▶ [What you have to do] For the word "JSON", find each line in the entries where it occurs and copy that line.

Records for the exercise Start Marker

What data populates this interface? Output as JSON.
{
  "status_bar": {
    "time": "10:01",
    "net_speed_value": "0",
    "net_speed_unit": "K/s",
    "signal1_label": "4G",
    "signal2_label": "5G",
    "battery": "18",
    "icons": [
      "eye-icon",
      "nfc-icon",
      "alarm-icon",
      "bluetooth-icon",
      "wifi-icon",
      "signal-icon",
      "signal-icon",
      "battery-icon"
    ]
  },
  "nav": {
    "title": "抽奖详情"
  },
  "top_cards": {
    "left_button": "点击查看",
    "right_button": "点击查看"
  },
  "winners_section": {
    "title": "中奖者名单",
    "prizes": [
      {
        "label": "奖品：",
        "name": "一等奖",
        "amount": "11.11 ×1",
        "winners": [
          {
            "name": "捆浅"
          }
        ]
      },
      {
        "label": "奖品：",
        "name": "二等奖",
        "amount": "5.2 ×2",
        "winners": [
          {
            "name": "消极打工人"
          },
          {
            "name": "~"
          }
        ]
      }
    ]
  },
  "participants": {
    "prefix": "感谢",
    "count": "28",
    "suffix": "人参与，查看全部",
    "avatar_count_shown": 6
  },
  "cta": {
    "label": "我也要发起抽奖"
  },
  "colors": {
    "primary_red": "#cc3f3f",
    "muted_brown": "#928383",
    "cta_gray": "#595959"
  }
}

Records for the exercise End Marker
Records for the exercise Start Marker

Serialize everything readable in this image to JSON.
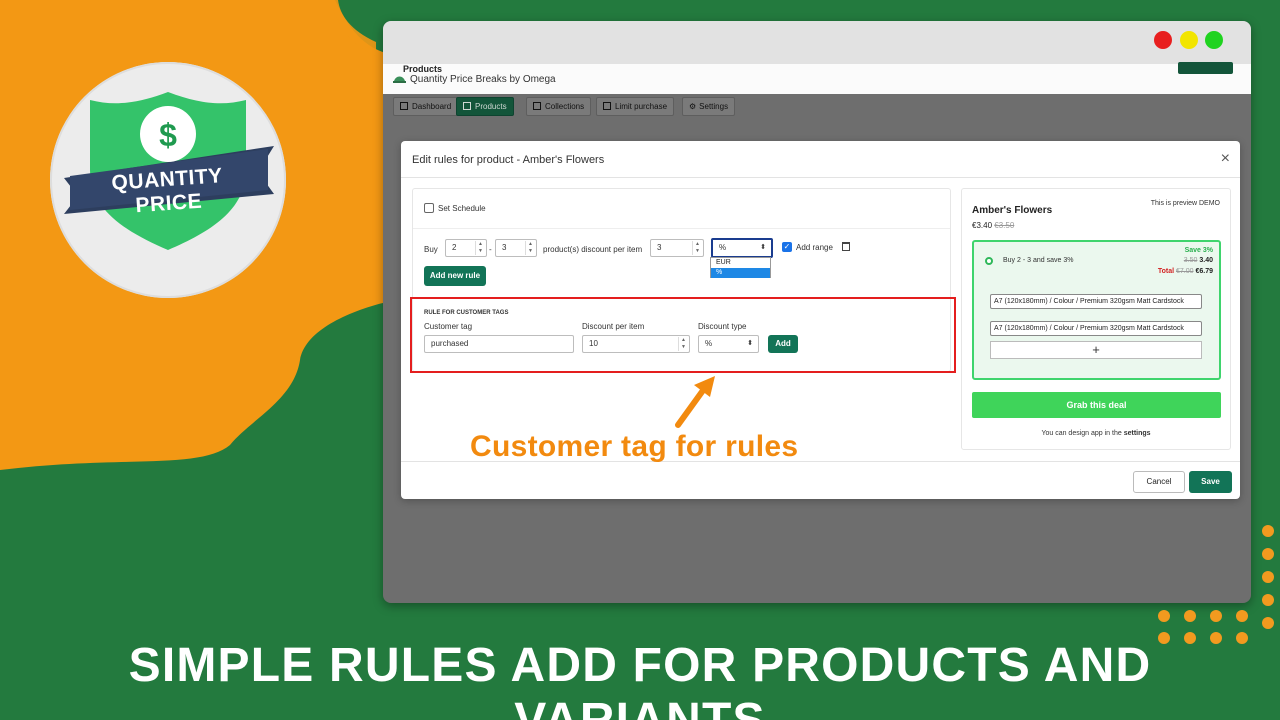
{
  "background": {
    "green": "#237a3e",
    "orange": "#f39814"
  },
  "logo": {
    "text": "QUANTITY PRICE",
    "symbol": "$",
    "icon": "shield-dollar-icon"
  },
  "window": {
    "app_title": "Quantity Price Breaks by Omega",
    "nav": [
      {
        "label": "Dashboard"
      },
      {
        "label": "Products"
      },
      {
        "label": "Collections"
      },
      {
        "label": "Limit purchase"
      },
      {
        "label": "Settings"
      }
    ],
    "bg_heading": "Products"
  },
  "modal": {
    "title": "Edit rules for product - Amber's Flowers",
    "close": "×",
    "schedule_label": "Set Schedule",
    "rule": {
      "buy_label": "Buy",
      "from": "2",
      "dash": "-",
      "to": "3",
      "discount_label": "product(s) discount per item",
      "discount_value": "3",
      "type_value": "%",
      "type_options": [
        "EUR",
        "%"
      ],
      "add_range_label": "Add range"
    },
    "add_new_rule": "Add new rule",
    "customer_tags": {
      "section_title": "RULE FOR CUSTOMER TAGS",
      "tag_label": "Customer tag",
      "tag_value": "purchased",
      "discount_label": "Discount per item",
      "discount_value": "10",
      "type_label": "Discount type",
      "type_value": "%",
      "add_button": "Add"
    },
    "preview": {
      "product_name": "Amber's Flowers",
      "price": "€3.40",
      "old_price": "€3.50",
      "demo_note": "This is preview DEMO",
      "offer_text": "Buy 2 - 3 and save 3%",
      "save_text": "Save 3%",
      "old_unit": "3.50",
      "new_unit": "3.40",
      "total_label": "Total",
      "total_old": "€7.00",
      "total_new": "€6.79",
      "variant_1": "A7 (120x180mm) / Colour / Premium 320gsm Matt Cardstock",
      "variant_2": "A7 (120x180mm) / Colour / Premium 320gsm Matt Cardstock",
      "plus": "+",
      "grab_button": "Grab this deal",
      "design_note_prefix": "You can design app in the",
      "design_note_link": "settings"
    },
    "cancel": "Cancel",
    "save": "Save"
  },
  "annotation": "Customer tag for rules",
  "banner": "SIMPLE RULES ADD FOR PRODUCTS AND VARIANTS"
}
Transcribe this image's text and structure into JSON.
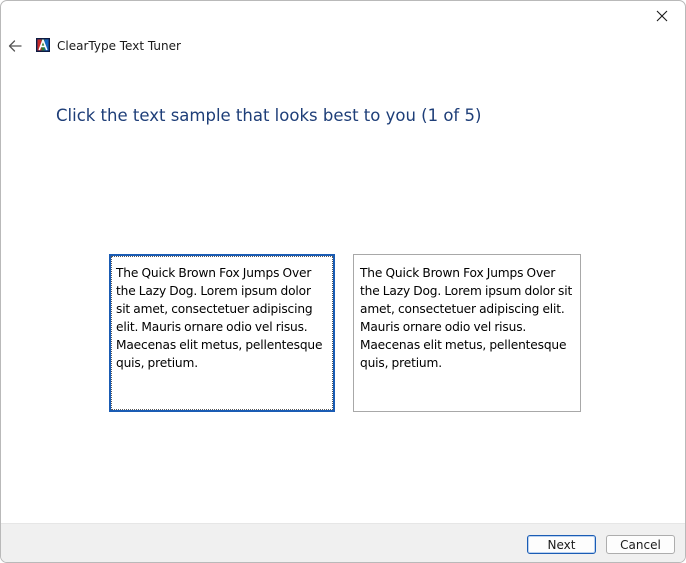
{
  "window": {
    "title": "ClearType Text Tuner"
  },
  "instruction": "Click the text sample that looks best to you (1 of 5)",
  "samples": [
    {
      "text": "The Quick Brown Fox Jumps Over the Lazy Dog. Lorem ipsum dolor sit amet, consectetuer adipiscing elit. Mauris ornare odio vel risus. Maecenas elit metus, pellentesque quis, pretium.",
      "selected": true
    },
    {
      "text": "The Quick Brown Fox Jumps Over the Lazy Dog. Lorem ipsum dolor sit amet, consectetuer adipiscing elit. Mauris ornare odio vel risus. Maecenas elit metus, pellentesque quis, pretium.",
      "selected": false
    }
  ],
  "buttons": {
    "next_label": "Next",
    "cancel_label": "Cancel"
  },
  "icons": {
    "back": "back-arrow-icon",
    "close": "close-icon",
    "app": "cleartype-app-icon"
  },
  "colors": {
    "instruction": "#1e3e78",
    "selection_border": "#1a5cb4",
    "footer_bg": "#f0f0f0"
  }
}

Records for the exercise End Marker
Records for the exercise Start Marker

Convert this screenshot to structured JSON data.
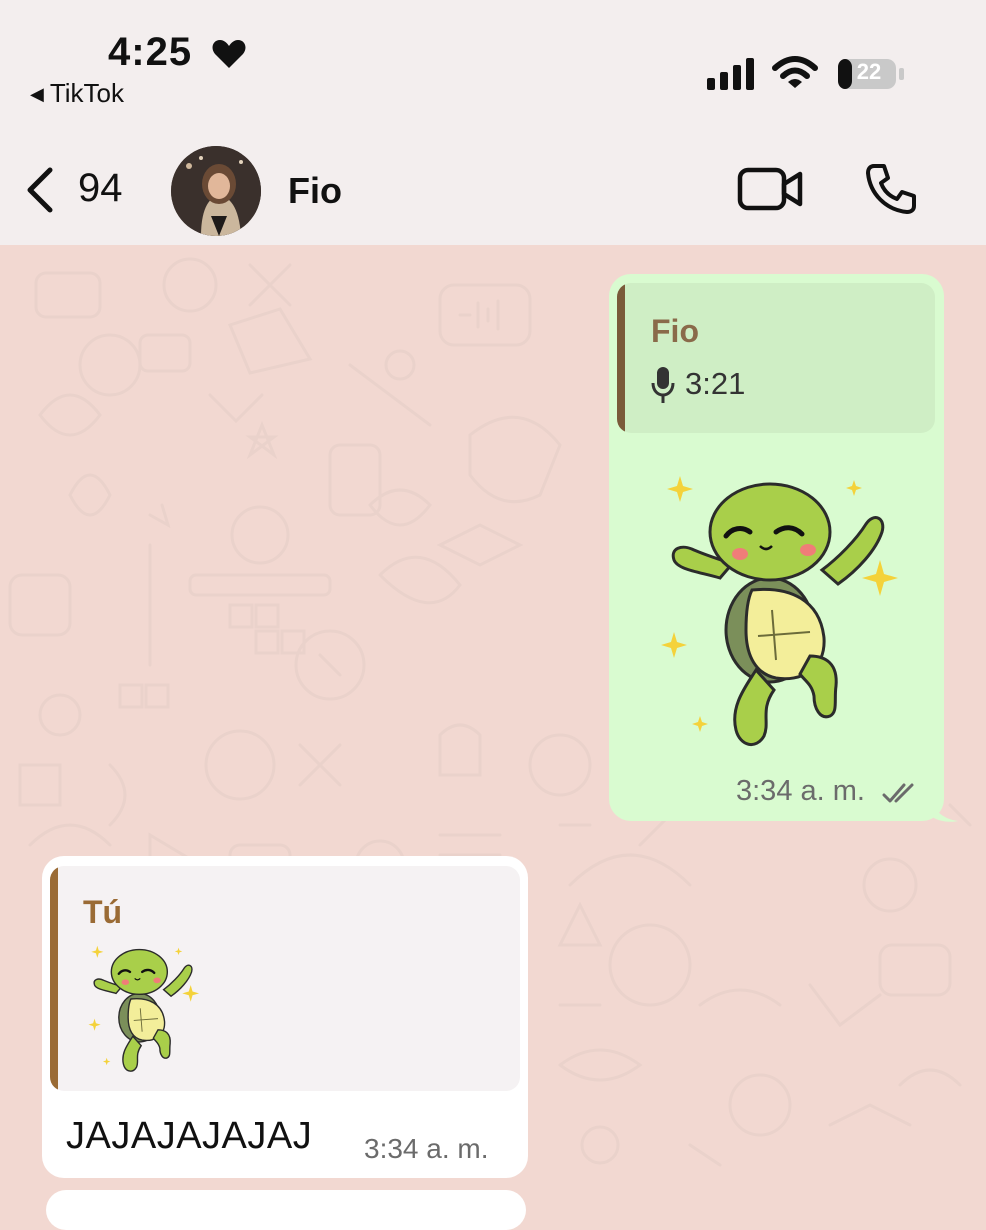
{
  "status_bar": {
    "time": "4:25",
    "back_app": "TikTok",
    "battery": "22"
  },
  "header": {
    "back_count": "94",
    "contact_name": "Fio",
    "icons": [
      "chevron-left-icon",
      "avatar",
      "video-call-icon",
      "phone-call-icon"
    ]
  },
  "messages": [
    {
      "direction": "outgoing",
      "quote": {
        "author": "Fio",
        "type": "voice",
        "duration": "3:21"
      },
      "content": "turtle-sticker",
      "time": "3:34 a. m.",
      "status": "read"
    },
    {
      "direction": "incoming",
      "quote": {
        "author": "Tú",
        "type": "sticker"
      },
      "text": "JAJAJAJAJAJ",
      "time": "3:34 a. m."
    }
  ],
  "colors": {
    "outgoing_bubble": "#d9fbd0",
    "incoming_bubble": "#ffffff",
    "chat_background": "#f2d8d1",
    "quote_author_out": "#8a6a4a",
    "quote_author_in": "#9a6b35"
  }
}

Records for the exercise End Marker

▶ [Output of the exercise]
What data populates this interface? Output as JSON.
Serialize everything readable in this image to JSON.
Transcribe this image's text and structure into JSON.
Convert this screenshot to structured JSON data.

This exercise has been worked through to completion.